• [GOAL OF THE EXERCISE]: Which lines in the records below contain the word "true"? Report each of them.

◆ ◆ ◆ ◆ ◆

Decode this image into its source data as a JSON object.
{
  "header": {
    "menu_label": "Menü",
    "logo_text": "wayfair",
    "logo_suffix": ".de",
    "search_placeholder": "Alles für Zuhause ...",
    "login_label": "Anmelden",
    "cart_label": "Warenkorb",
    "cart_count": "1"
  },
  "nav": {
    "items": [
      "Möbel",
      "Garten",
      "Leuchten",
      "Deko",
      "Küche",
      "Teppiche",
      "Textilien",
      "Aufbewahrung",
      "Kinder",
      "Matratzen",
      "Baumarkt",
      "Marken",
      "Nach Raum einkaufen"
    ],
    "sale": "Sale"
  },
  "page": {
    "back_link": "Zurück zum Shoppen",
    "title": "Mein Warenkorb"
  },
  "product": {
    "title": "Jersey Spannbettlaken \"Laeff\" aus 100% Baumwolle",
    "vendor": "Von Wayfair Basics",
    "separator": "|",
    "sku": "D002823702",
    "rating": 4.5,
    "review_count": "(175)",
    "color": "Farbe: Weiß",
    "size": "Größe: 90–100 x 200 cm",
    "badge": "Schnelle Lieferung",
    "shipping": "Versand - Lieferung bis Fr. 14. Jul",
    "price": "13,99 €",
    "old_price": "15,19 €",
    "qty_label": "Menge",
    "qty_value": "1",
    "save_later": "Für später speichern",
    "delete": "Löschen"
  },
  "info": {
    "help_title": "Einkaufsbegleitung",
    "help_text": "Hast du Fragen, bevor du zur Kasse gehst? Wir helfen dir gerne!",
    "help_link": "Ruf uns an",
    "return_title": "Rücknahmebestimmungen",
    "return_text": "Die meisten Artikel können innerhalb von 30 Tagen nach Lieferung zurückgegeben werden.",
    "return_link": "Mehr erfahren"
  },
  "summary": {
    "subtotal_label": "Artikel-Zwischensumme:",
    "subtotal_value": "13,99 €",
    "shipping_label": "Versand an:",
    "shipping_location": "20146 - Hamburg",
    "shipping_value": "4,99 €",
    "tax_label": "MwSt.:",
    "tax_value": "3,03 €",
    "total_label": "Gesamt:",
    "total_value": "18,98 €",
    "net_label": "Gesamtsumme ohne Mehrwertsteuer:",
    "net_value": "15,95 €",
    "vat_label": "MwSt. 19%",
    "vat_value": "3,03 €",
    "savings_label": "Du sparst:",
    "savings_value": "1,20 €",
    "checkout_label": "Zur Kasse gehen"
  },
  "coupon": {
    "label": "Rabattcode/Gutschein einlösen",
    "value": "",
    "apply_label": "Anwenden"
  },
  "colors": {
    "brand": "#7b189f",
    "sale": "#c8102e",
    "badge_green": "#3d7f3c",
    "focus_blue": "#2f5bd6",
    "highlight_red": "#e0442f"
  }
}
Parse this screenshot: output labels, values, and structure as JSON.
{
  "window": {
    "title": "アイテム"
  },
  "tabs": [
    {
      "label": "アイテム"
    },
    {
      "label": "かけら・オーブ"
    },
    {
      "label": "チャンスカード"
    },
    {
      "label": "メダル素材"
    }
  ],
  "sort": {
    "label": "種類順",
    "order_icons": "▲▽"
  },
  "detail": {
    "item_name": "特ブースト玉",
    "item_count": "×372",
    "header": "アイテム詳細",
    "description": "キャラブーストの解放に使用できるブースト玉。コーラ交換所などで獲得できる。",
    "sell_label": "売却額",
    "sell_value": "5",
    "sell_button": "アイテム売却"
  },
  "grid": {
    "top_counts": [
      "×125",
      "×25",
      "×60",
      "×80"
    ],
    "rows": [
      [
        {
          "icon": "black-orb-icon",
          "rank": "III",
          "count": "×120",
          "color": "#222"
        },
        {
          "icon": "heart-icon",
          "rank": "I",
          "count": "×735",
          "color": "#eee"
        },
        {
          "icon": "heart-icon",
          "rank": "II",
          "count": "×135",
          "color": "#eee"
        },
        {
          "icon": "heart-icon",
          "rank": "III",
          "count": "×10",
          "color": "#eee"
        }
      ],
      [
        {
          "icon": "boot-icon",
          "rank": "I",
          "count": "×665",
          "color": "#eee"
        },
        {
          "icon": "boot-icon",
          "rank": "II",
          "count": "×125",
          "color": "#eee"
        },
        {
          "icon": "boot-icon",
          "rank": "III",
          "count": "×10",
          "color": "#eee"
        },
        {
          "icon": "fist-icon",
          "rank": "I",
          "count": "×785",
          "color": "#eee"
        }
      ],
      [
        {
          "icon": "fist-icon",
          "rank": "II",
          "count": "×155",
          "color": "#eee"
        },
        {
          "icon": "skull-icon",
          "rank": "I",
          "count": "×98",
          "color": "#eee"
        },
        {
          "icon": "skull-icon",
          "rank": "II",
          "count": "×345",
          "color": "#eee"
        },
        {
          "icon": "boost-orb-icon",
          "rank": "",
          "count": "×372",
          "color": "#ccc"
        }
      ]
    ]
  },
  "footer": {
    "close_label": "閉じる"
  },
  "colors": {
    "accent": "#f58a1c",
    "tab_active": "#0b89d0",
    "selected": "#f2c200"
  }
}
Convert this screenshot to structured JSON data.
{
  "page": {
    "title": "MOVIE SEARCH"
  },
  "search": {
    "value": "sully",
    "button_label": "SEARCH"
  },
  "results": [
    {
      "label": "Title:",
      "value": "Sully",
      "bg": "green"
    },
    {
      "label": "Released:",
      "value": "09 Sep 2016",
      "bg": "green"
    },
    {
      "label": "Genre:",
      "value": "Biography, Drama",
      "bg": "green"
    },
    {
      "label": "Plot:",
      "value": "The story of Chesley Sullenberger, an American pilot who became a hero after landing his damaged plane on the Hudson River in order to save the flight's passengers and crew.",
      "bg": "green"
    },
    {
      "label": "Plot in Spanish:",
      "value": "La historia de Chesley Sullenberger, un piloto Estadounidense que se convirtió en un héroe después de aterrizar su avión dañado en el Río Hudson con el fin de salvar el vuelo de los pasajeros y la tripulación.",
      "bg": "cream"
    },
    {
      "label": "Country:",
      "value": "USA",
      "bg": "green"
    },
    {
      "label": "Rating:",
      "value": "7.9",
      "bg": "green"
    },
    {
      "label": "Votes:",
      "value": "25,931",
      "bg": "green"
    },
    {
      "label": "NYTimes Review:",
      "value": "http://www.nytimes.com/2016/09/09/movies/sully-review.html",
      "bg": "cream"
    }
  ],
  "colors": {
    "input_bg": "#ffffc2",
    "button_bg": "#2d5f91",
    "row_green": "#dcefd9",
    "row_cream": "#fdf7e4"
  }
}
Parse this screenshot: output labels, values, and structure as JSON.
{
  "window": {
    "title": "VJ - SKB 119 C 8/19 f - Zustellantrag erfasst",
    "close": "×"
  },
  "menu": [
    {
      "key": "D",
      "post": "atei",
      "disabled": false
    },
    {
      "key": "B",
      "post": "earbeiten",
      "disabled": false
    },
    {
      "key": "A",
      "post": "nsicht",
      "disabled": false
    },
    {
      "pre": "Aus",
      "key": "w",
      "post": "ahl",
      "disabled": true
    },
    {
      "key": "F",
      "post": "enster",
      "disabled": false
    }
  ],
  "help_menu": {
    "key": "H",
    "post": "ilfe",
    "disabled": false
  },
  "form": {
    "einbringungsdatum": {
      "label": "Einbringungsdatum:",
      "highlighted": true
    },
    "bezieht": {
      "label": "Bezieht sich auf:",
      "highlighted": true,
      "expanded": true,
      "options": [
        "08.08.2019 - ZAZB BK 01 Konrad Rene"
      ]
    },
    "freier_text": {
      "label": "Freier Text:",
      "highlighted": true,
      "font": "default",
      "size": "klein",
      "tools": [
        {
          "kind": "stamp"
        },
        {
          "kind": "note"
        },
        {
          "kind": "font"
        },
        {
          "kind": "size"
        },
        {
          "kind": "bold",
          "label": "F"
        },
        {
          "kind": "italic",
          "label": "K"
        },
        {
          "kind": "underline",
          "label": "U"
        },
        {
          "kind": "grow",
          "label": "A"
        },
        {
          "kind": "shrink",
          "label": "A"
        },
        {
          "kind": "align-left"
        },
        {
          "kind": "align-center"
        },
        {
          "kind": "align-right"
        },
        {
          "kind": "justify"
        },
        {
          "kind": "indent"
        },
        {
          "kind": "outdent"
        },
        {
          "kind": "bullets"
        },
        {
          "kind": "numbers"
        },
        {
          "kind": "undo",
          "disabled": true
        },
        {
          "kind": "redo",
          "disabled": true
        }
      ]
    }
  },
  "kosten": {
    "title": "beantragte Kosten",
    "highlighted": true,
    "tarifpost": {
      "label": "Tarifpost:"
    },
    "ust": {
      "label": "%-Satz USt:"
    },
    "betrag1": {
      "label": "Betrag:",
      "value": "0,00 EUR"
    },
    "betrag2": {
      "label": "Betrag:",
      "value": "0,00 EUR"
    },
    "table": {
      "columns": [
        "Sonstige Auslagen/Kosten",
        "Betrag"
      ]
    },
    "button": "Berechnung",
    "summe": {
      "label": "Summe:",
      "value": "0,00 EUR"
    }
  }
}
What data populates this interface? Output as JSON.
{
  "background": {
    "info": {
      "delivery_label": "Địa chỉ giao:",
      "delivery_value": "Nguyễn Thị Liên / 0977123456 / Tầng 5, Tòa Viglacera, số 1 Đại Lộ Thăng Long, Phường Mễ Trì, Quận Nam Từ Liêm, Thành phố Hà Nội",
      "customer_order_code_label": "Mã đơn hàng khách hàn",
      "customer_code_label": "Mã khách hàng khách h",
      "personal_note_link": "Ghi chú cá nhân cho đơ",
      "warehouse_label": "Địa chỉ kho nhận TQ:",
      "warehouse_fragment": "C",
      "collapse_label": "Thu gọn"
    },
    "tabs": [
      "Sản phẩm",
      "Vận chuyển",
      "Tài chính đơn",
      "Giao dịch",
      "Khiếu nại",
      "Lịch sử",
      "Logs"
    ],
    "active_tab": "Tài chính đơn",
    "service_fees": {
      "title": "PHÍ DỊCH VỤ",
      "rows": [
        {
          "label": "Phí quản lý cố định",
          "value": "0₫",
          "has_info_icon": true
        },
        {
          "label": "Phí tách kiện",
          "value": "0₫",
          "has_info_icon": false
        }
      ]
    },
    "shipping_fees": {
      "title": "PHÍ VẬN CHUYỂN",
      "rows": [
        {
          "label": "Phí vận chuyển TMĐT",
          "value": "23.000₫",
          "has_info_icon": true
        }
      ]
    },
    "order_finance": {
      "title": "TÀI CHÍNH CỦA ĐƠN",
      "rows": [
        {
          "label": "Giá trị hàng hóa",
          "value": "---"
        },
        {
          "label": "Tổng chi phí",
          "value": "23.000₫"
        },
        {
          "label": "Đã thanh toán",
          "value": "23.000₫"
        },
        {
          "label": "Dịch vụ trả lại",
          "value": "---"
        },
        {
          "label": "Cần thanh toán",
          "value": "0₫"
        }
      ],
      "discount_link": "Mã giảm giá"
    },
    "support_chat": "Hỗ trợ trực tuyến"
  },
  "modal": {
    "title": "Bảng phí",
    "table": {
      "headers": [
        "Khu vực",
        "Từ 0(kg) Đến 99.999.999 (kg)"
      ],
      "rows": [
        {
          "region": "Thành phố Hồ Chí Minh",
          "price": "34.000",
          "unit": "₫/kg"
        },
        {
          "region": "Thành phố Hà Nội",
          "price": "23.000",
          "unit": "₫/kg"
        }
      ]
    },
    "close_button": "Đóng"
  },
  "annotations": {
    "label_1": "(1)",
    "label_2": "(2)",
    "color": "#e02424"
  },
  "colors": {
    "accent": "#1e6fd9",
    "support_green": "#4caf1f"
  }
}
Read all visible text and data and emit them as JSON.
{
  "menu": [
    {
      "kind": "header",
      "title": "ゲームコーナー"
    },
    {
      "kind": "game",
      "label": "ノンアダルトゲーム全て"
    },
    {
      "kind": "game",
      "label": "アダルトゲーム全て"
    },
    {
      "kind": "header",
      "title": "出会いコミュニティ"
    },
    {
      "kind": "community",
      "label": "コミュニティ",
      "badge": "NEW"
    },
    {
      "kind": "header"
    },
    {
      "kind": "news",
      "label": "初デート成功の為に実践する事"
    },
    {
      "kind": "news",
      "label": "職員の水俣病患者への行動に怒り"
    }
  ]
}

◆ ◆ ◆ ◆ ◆

• [RESULT]:
      "disabled": true
      "highlighted": true
      "highlighted": true,
      "expanded": true,
      "highlighted": true,
          "disabled": true
          "disabled": true
    "highlighted": true,
          "has_info_icon": true
          "has_info_icon": true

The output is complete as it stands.